*** Exercise materials Section Begins ***

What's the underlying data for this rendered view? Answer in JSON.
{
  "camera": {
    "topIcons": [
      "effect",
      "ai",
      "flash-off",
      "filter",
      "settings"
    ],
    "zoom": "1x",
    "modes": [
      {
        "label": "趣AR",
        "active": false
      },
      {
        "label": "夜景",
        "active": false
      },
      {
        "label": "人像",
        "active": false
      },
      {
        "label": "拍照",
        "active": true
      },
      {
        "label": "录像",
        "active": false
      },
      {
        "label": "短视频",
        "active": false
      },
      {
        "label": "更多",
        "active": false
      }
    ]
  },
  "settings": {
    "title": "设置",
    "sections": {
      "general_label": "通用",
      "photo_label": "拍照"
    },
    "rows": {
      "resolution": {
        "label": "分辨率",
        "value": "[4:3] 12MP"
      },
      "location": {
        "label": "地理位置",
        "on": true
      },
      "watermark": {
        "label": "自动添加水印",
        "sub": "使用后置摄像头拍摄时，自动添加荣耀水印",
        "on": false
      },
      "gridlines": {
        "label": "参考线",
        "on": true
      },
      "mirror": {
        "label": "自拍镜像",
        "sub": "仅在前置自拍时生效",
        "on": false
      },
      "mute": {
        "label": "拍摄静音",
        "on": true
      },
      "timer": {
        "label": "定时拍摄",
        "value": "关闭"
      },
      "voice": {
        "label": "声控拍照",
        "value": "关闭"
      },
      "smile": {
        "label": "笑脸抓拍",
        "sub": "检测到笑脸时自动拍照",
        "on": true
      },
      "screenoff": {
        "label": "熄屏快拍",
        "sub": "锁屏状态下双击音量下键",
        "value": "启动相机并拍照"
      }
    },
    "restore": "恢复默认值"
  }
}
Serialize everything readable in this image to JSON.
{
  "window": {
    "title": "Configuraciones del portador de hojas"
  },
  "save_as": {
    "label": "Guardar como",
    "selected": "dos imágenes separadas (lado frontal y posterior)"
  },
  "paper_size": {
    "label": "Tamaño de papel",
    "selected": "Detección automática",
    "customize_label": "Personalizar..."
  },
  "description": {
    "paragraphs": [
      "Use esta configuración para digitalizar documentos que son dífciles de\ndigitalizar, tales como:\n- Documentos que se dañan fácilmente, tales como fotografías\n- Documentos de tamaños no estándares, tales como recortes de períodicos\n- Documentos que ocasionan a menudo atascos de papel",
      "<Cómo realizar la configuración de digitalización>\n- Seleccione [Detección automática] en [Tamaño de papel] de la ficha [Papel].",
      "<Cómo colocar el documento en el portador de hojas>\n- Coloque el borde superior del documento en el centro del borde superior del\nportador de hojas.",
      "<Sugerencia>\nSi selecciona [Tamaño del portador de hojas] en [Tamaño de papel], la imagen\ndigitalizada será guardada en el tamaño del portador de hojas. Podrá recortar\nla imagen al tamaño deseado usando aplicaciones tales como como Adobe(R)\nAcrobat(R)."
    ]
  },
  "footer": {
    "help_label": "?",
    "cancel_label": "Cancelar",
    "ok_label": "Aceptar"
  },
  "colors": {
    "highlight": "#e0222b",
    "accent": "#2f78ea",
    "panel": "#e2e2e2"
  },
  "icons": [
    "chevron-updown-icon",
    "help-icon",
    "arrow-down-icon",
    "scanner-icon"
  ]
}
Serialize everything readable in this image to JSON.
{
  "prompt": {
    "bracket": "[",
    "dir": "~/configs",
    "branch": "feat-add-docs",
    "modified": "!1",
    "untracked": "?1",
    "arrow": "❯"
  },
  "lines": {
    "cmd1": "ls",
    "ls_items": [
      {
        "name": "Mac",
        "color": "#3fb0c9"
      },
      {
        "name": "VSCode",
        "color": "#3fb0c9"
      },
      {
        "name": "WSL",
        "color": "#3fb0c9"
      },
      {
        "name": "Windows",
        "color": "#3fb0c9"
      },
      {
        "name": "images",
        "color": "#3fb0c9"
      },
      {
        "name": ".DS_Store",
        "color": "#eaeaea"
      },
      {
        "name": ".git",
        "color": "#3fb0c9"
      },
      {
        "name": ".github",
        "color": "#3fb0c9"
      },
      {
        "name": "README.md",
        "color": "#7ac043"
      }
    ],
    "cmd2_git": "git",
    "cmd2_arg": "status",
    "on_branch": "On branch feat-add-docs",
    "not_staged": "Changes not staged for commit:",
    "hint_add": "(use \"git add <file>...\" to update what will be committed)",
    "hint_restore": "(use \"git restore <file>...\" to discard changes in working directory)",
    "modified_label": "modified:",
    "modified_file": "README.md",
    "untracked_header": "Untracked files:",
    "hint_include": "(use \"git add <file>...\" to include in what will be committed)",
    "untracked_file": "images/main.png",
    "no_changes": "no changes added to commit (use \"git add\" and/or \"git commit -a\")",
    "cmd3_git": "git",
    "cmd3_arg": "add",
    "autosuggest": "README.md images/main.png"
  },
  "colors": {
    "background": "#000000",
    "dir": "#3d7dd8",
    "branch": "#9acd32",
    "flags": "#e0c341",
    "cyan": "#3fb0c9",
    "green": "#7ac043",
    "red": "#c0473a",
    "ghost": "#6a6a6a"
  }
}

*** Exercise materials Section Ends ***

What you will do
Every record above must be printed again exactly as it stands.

Reply to the task
What's the underlying data for this rendered view? Answer in JSON.
{
  "camera": {
    "topIcons": [
      "effect",
      "ai",
      "flash-off",
      "filter",
      "settings"
    ],
    "zoom": "1x",
    "modes": [
      {
        "label": "趣AR",
        "active": false
      },
      {
        "label": "夜景",
        "active": false
      },
      {
        "label": "人像",
        "active": false
      },
      {
        "label": "拍照",
        "active": true
      },
      {
        "label": "录像",
        "active": false
      },
      {
        "label": "短视频",
        "active": false
      },
      {
        "label": "更多",
        "active": false
      }
    ]
  },
  "settings": {
    "title": "设置",
    "sections": {
      "general_label": "通用",
      "photo_label": "拍照"
    },
    "rows": {
      "resolution": {
        "label": "分辨率",
        "value": "[4:3] 12MP"
      },
      "location": {
        "label": "地理位置",
        "on": true
      },
      "watermark": {
        "label": "自动添加水印",
        "sub": "使用后置摄像头拍摄时，自动添加荣耀水印",
        "on": false
      },
      "gridlines": {
        "label": "参考线",
        "on": true
      },
      "mirror": {
        "label": "自拍镜像",
        "sub": "仅在前置自拍时生效",
        "on": false
      },
      "mute": {
        "label": "拍摄静音",
        "on": true
      },
      "timer": {
        "label": "定时拍摄",
        "value": "关闭"
      },
      "voice": {
        "label": "声控拍照",
        "value": "关闭"
      },
      "smile": {
        "label": "笑脸抓拍",
        "sub": "检测到笑脸时自动拍照",
        "on": true
      },
      "screenoff": {
        "label": "熄屏快拍",
        "sub": "锁屏状态下双击音量下键",
        "value": "启动相机并拍照"
      }
    },
    "restore": "恢复默认值"
  }
}
Serialize everything readable in this image to JSON.
{
  "window": {
    "title": "Configuraciones del portador de hojas"
  },
  "save_as": {
    "label": "Guardar como",
    "selected": "dos imágenes separadas (lado frontal y posterior)"
  },
  "paper_size": {
    "label": "Tamaño de papel",
    "selected": "Detección automática",
    "customize_label": "Personalizar..."
  },
  "description": {
    "paragraphs": [
      "Use esta configuración para digitalizar documentos que son dífciles de\ndigitalizar, tales como:\n- Documentos que se dañan fácilmente, tales como fotografías\n- Documentos de tamaños no estándares, tales como recortes de períodicos\n- Documentos que ocasionan a menudo atascos de papel",
      "<Cómo realizar la configuración de digitalización>\n- Seleccione [Detección automática] en [Tamaño de papel] de la ficha [Papel].",
      "<Cómo colocar el documento en el portador de hojas>\n- Coloque el borde superior del documento en el centro del borde superior del\nportador de hojas.",
      "<Sugerencia>\nSi selecciona [Tamaño del portador de hojas] en [Tamaño de papel], la imagen\ndigitalizada será guardada en el tamaño del portador de hojas. Podrá recortar\nla imagen al tamaño deseado usando aplicaciones tales como como Adobe(R)\nAcrobat(R)."
    ]
  },
  "footer": {
    "help_label": "?",
    "cancel_label": "Cancelar",
    "ok_label": "Aceptar"
  },
  "colors": {
    "highlight": "#e0222b",
    "accent": "#2f78ea",
    "panel": "#e2e2e2"
  },
  "icons": [
    "chevron-updown-icon",
    "help-icon",
    "arrow-down-icon",
    "scanner-icon"
  ]
}
Serialize everything readable in this image to JSON.
{
  "prompt": {
    "bracket": "[",
    "dir": "~/configs",
    "branch": "feat-add-docs",
    "modified": "!1",
    "untracked": "?1",
    "arrow": "❯"
  },
  "lines": {
    "cmd1": "ls",
    "ls_items": [
      {
        "name": "Mac",
        "color": "#3fb0c9"
      },
      {
        "name": "VSCode",
        "color": "#3fb0c9"
      },
      {
        "name": "WSL",
        "color": "#3fb0c9"
      },
      {
        "name": "Windows",
        "color": "#3fb0c9"
      },
      {
        "name": "images",
        "color": "#3fb0c9"
      },
      {
        "name": ".DS_Store",
        "color": "#eaeaea"
      },
      {
        "name": ".git",
        "color": "#3fb0c9"
      },
      {
        "name": ".github",
        "color": "#3fb0c9"
      },
      {
        "name": "README.md",
        "color": "#7ac043"
      }
    ],
    "cmd2_git": "git",
    "cmd2_arg": "status",
    "on_branch": "On branch feat-add-docs",
    "not_staged": "Changes not staged for commit:",
    "hint_add": "(use \"git add <file>...\" to update what will be committed)",
    "hint_restore": "(use \"git restore <file>...\" to discard changes in working directory)",
    "modified_label": "modified:",
    "modified_file": "README.md",
    "untracked_header": "Untracked files:",
    "hint_include": "(use \"git add <file>...\" to include in what will be committed)",
    "untracked_file": "images/main.png",
    "no_changes": "no changes added to commit (use \"git add\" and/or \"git commit -a\")",
    "cmd3_git": "git",
    "cmd3_arg": "add",
    "autosuggest": "README.md images/main.png"
  },
  "colors": {
    "background": "#000000",
    "dir": "#3d7dd8",
    "branch": "#9acd32",
    "flags": "#e0c341",
    "cyan": "#3fb0c9",
    "green": "#7ac043",
    "red": "#c0473a",
    "ghost": "#6a6a6a"
  }
}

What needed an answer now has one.